To get a clear picture of what bullying looks like in schools would be difficult by just relying on data. In Marion County and across the state, schools likely aren’t providing an accurate look at how often bullying happens.
Out of 57 schools in IPS, 22 reported no incidents of physical bullying in the state’s report of bullying incidents for the 2018-19 school year. Many reported fewer than five. Only six schools reported any incidents of “Written Communication/Electronic Bullying,” which includes cyber-bullying.
When it comes to cyber-bullying, Summers-Cotton said schools mostly rely on students telling administration about instances since it usually happens outside of the school and not during school hours.
IPS spokesperson Carrie Cline Black attributed these low numbers to a discrepancy in how the district was giving data to the state. Going forward, she said, bullying numbers should “look a little bit different.”

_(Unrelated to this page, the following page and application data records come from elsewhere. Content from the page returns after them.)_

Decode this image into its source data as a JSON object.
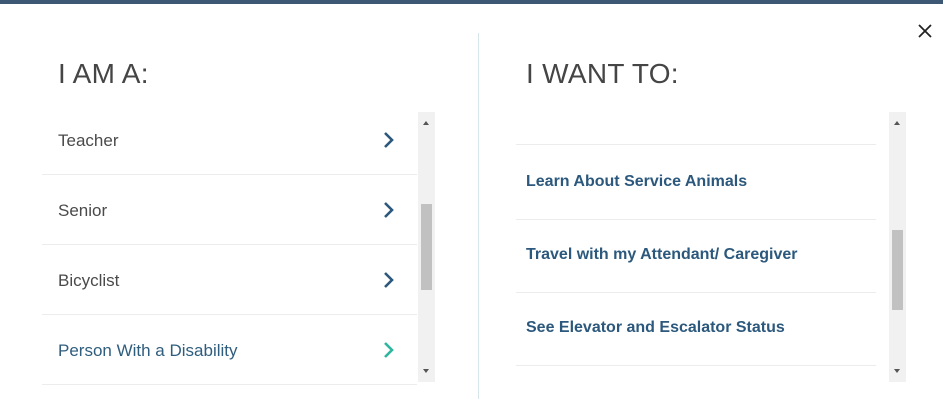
{
  "modal": {
    "close_icon": "close-icon",
    "accent_color": "#3d5875"
  },
  "left_panel": {
    "heading": "I AM A:",
    "items": [
      {
        "label": "Teacher",
        "icon": "chevron-right-icon",
        "active": false
      },
      {
        "label": "Senior",
        "icon": "chevron-right-icon",
        "active": false
      },
      {
        "label": "Bicyclist",
        "icon": "chevron-right-icon",
        "active": false
      },
      {
        "label": "Person With a Disability",
        "icon": "chevron-right-icon",
        "active": true
      }
    ],
    "active_color": "#2fb5a0"
  },
  "right_panel": {
    "heading": "I WANT TO:",
    "items": [
      {
        "label": "Learn About Service Animals"
      },
      {
        "label": "Travel with my Attendant/ Caregiver"
      },
      {
        "label": "See Elevator and Escalator Status"
      }
    ],
    "link_color": "#2b587c"
  }
}
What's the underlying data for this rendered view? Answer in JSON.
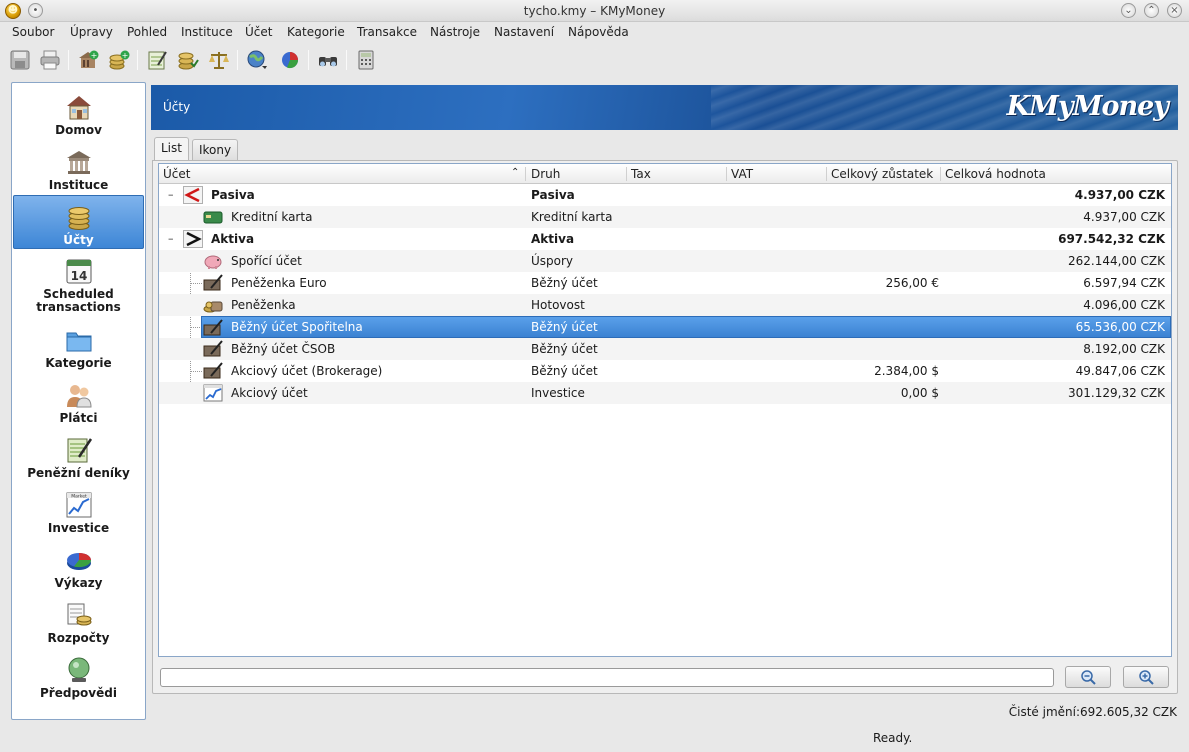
{
  "window": {
    "title": "tycho.kmy – KMyMoney",
    "app_icon_glyph": "☻"
  },
  "menu": [
    {
      "label": "Soubor"
    },
    {
      "label": "Úpravy"
    },
    {
      "label": "Pohled"
    },
    {
      "label": "Instituce"
    },
    {
      "label": "Účet"
    },
    {
      "label": "Kategorie"
    },
    {
      "label": "Transakce"
    },
    {
      "label": "Nástroje"
    },
    {
      "label": "Nastavení"
    },
    {
      "label": "Nápověda"
    }
  ],
  "toolbar_icons": [
    "save-icon",
    "print-icon",
    "new-institution-icon",
    "new-account-icon",
    "ledger-icon",
    "reconcile-icon",
    "scales-icon",
    "online-update-icon",
    "reports-icon",
    "find-icon",
    "calculator-icon"
  ],
  "sidebar": {
    "items": [
      {
        "label": "Domov",
        "icon": "home-icon"
      },
      {
        "label": "Instituce",
        "icon": "institution-icon"
      },
      {
        "label": "Účty",
        "icon": "accounts-icon",
        "selected": true
      },
      {
        "label": "Scheduled transactions",
        "icon": "calendar-icon"
      },
      {
        "label": "Kategorie",
        "icon": "categories-icon"
      },
      {
        "label": "Plátci",
        "icon": "payees-icon"
      },
      {
        "label": "Peněžní deníky",
        "icon": "ledgers-icon"
      },
      {
        "label": "Investice",
        "icon": "investments-icon"
      },
      {
        "label": "Výkazy",
        "icon": "reports-pie-icon"
      },
      {
        "label": "Rozpočty",
        "icon": "budgets-icon"
      },
      {
        "label": "Předpovědi",
        "icon": "forecast-icon"
      }
    ]
  },
  "header": {
    "title": "Účty",
    "logo": "KMyMoney"
  },
  "tabs": [
    {
      "label": "List",
      "active": true
    },
    {
      "label": "Ikony",
      "active": false
    }
  ],
  "table": {
    "columns": [
      "Účet",
      "Druh",
      "Tax",
      "VAT",
      "Celkový zůstatek",
      "Celková hodnota"
    ],
    "groups": [
      {
        "name": "Pasiva",
        "type": "Pasiva",
        "total": "4.937,00 CZK",
        "icon": "liability-arrow-icon",
        "rows": [
          {
            "name": "Kreditní karta",
            "type": "Kreditní karta",
            "balance": "",
            "value": "4.937,00 CZK",
            "icon": "credit-card-icon"
          }
        ]
      },
      {
        "name": "Aktiva",
        "type": "Aktiva",
        "total": "697.542,32 CZK",
        "icon": "asset-arrow-icon",
        "rows": [
          {
            "name": "Spořící účet",
            "type": "Úspory",
            "balance": "",
            "value": "262.144,00 CZK",
            "icon": "piggy-bank-icon"
          },
          {
            "name": "Peněženka Euro",
            "type": "Běžný účet",
            "balance": "256,00 €",
            "value": "6.597,94 CZK",
            "icon": "checkbook-icon"
          },
          {
            "name": "Peněženka",
            "type": "Hotovost",
            "balance": "",
            "value": "4.096,00 CZK",
            "icon": "cash-icon"
          },
          {
            "name": "Běžný účet Spořitelna",
            "type": "Běžný účet",
            "balance": "",
            "value": "65.536,00 CZK",
            "icon": "checkbook-icon",
            "selected": true
          },
          {
            "name": "Běžný účet ČSOB",
            "type": "Běžný účet",
            "balance": "",
            "value": "8.192,00 CZK",
            "icon": "checkbook-icon"
          },
          {
            "name": "Akciový účet (Brokerage)",
            "type": "Běžný účet",
            "balance": "2.384,00 $",
            "value": "49.847,06 CZK",
            "icon": "checkbook-icon"
          },
          {
            "name": "Akciový účet",
            "type": "Investice",
            "balance": "0,00 $",
            "value": "301.129,32 CZK",
            "icon": "market-chart-icon"
          }
        ]
      }
    ]
  },
  "search": {
    "value": "",
    "placeholder": ""
  },
  "status": {
    "net_worth": "Čisté jmění:692.605,32 CZK",
    "message": "Ready."
  },
  "colors": {
    "accent": "#3d86d6",
    "banner": "#1b5aa8",
    "selection": "#4a91df"
  }
}
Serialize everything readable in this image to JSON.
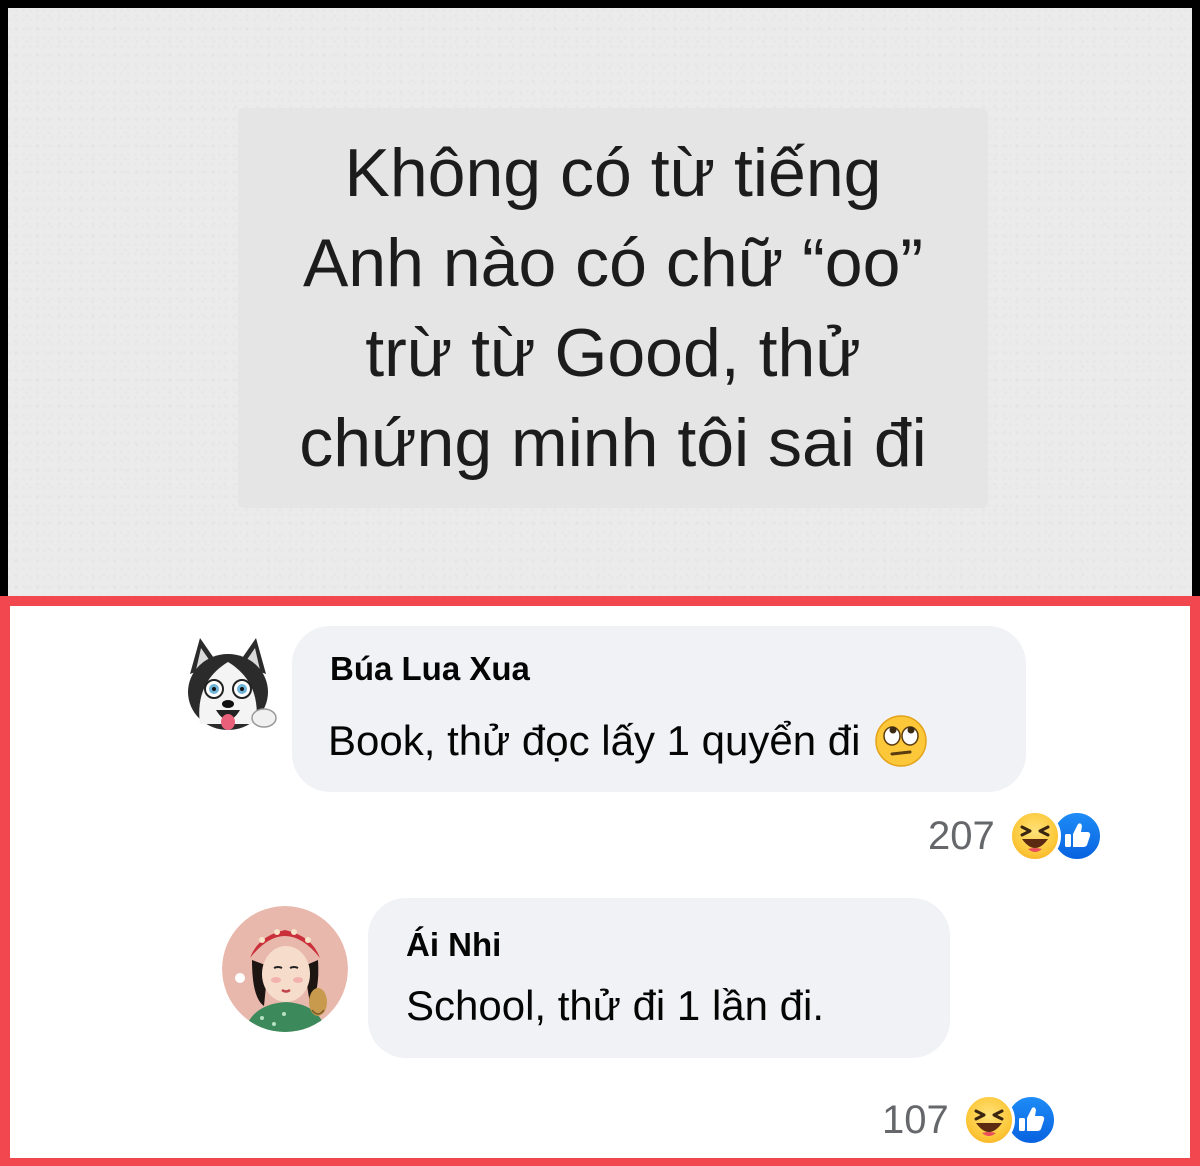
{
  "quote": {
    "lines": [
      "Không có từ tiếng",
      "Anh nào có chữ “oo”",
      "trừ từ Good, thử",
      "chứng minh tôi sai đi"
    ]
  },
  "comments": [
    {
      "author": "Búa Lua Xua",
      "text": "Book, thử đọc lấy 1 quyển đi",
      "emoji": "rolling-eyes-emoji",
      "reaction_count": "207",
      "reactions": [
        "haha-reaction-icon",
        "like-reaction-icon"
      ],
      "avatar": "husky-avatar"
    },
    {
      "author": "Ái Nhi",
      "text": "School, thử đi 1 lần đi.",
      "reaction_count": "107",
      "reactions": [
        "haha-reaction-icon",
        "like-reaction-icon"
      ],
      "avatar": "illustrated-woman-avatar"
    }
  ],
  "colors": {
    "highlight_border": "#f2474e",
    "bubble": "#f0f2f5",
    "like_blue": "#1877f2",
    "haha_yellow": "#fcc83a"
  }
}
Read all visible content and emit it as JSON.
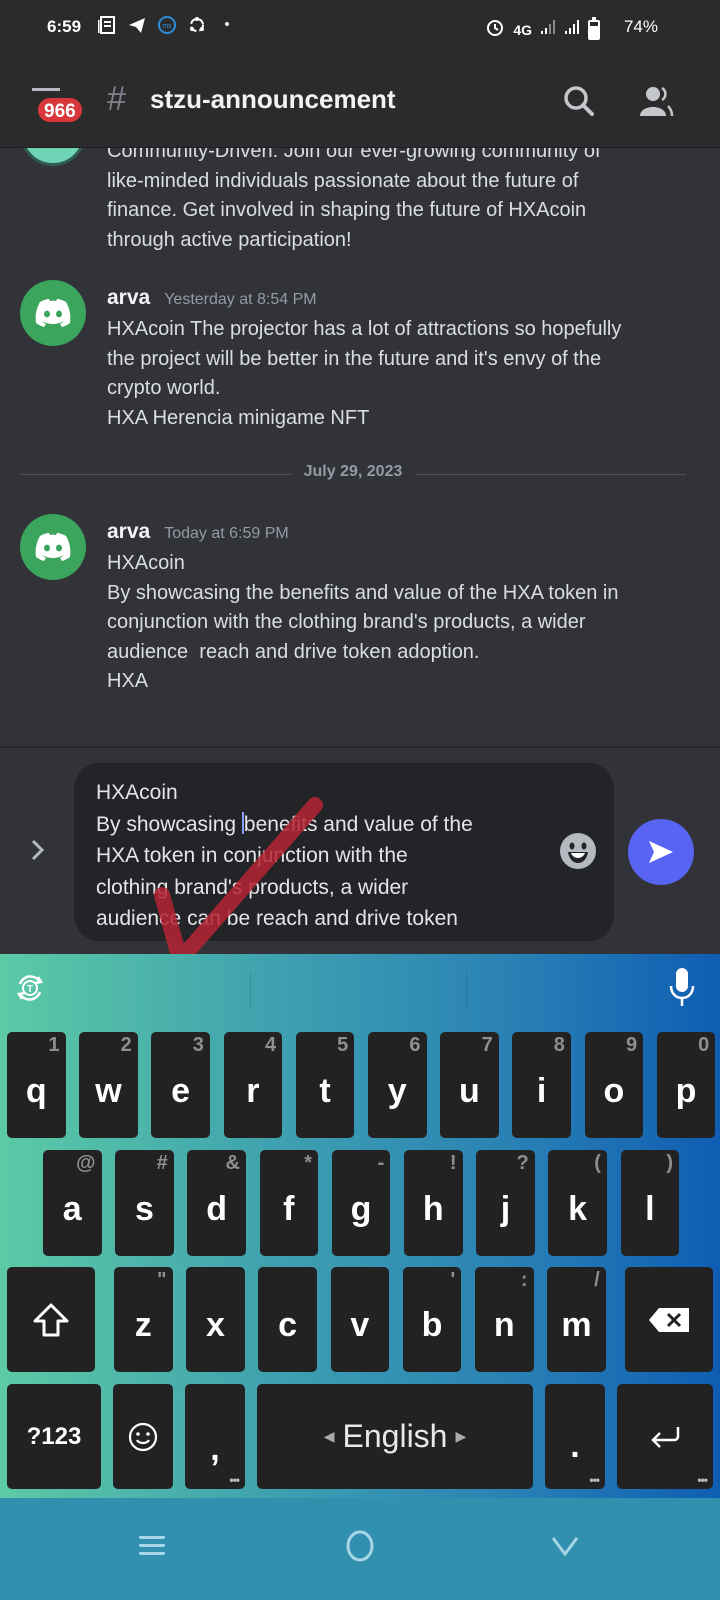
{
  "status_bar": {
    "time": "6:59",
    "left_icons": [
      "news-icon",
      "telegram-icon",
      "messenger-icon",
      "sync-icon",
      "dot-icon"
    ],
    "network": "4G",
    "battery_percent": "74%",
    "battery_level": 0.74
  },
  "header": {
    "unread_badge": "966",
    "channel_prefix": "#",
    "channel_name": "stzu-announcement"
  },
  "messages": [
    {
      "author": "",
      "timestamp": "",
      "avatar": "community-avatar",
      "lines": [
        "Community-Driven: Join our ever-growing community of",
        "like-minded individuals passionate about the future of",
        "finance. Get involved in shaping the future of HXAcoin",
        "through active participation!"
      ]
    },
    {
      "author": "arva",
      "timestamp": "Yesterday at 8:54 PM",
      "avatar": "discord-default-avatar",
      "lines": [
        "HXAcoin The projector has a lot of attractions so hopefully",
        "the project will be better in the future and it's envy of the",
        "crypto world.",
        "HXA Herencia minigame NFT"
      ]
    },
    {
      "author": "arva",
      "timestamp": "Today at 6:59 PM",
      "avatar": "discord-default-avatar",
      "lines": [
        "HXAcoin",
        "By showcasing the benefits and value of the HXA token in",
        "conjunction with the clothing brand's products, a wider",
        "audience  reach and drive token adoption.",
        "HXA"
      ]
    }
  ],
  "date_divider": "July 29, 2023",
  "composer": {
    "line1": "HXAcoin",
    "line2_before_caret": "By showcasing ",
    "line2_after_caret": "benefits and value of the",
    "line3": "HXA token in conjunction with the",
    "line4": "clothing brand's products, a wider",
    "line5": "audience can be reach and drive token"
  },
  "keyboard": {
    "row1": [
      {
        "key": "q",
        "hint": "1"
      },
      {
        "key": "w",
        "hint": "2"
      },
      {
        "key": "e",
        "hint": "3"
      },
      {
        "key": "r",
        "hint": "4"
      },
      {
        "key": "t",
        "hint": "5"
      },
      {
        "key": "y",
        "hint": "6"
      },
      {
        "key": "u",
        "hint": "7"
      },
      {
        "key": "i",
        "hint": "8"
      },
      {
        "key": "o",
        "hint": "9"
      },
      {
        "key": "p",
        "hint": "0"
      }
    ],
    "row2": [
      {
        "key": "a",
        "hint": "@"
      },
      {
        "key": "s",
        "hint": "#"
      },
      {
        "key": "d",
        "hint": "&"
      },
      {
        "key": "f",
        "hint": "*"
      },
      {
        "key": "g",
        "hint": "-"
      },
      {
        "key": "h",
        "hint": "!"
      },
      {
        "key": "j",
        "hint": "?"
      },
      {
        "key": "k",
        "hint": "("
      },
      {
        "key": "l",
        "hint": ")"
      }
    ],
    "row3": [
      {
        "key": "z",
        "hint": "\""
      },
      {
        "key": "x",
        "hint": ""
      },
      {
        "key": "c",
        "hint": ""
      },
      {
        "key": "v",
        "hint": ""
      },
      {
        "key": "b",
        "hint": "'"
      },
      {
        "key": "n",
        "hint": ":"
      },
      {
        "key": "m",
        "hint": "/"
      }
    ],
    "symbols_label": "?123",
    "comma": ",",
    "space_label": "English",
    "period": ".",
    "more_dots": "•••"
  },
  "colors": {
    "accent": "#5865f2",
    "badge": "#da373c",
    "avatar_green": "#3ba55d",
    "annotation_red": "#b52331"
  }
}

To be sure, this is not a problem unique to IPS. About half of Indiana schools reported no incidents of bullying.
Kids Kindness Club
Michael Finkton got tired of the bullying he saw at his elementary school and decided he had to do something about it. Finkton, 9, attends Guion Creek Elementary School in Pike Township. The school reported no incidents of any kind of bullying for the 2018-19 school year.
“Me walking by, seeing that happen,” he said, “I really didn’t like it. So I went home and started thinking about it, and I was like, ‘Oh, maybe I should form a club or something.’”
Finkton started the Kids Kindness Club, which was born out of an essay he wrote for the Bullying and Suicide Essay Contest put on by Sisters Standing Together. The group is sponsoring the Kids Kindness Club, which will be open for children ages 8 to 12. It will debut at Real Youth and Teens Talking, an event put on by Sisters Standing Together at 1 p.m. Aug. 31 at Watkins Park, 2360 Dr. Martin Luther King Jr. St.
Finkton said he’s been bullied at school and was embarrassed to talk about it with his parents or teachers. He encouraged those who are experiencing bullying to tell a trusted adult what’s going on and hopes his club inspires other children to get involved.
“I really don’t want to be the only one out here helping,” he said. “I just want more people to know, don’t be afraid. Go out and do what you have to do. Show how confident you are to stop bullying, stop suicide, whatever’s going on out here.”
Contact staff writer Tyler Fenwick at 317-762-7853. Follow him on Twitter @Ty_Fenwick.
LOOKING FOR HELP?
If you are someone you know is experiencing mental health issues or thinking about taking their life, consider these resources.
• Sandra Eskenazi Mental Health Center, 3171 N. Meridian St.
• National Alliance on Mental Illness of Greater Indianapolis, 911 E. 86th St. Suite 70
• Options Behavioral Health System, 5602 Caito Drive
• St. Vincent Stress Center, 2001 W. 86th St.
• Community Health Network, 1500 N. Ritter Ave.
OUT OF THE DARKNESS WALK
The American Foundation for Suicide Prevention hosts an annual Out of the Darkness Walk for survivors to meet each other and get connected with resources.
When: Sept. 14. Registration begins at 12:30 p.m. and the walk begins at 3 p.m.
Where: White River State Park Celebration Plaza,
Cost: Free, but you can set a fundraising goal
Learn more: Contact Tammy Lundy at 317-426-1750 or email firstname.lastname@example.org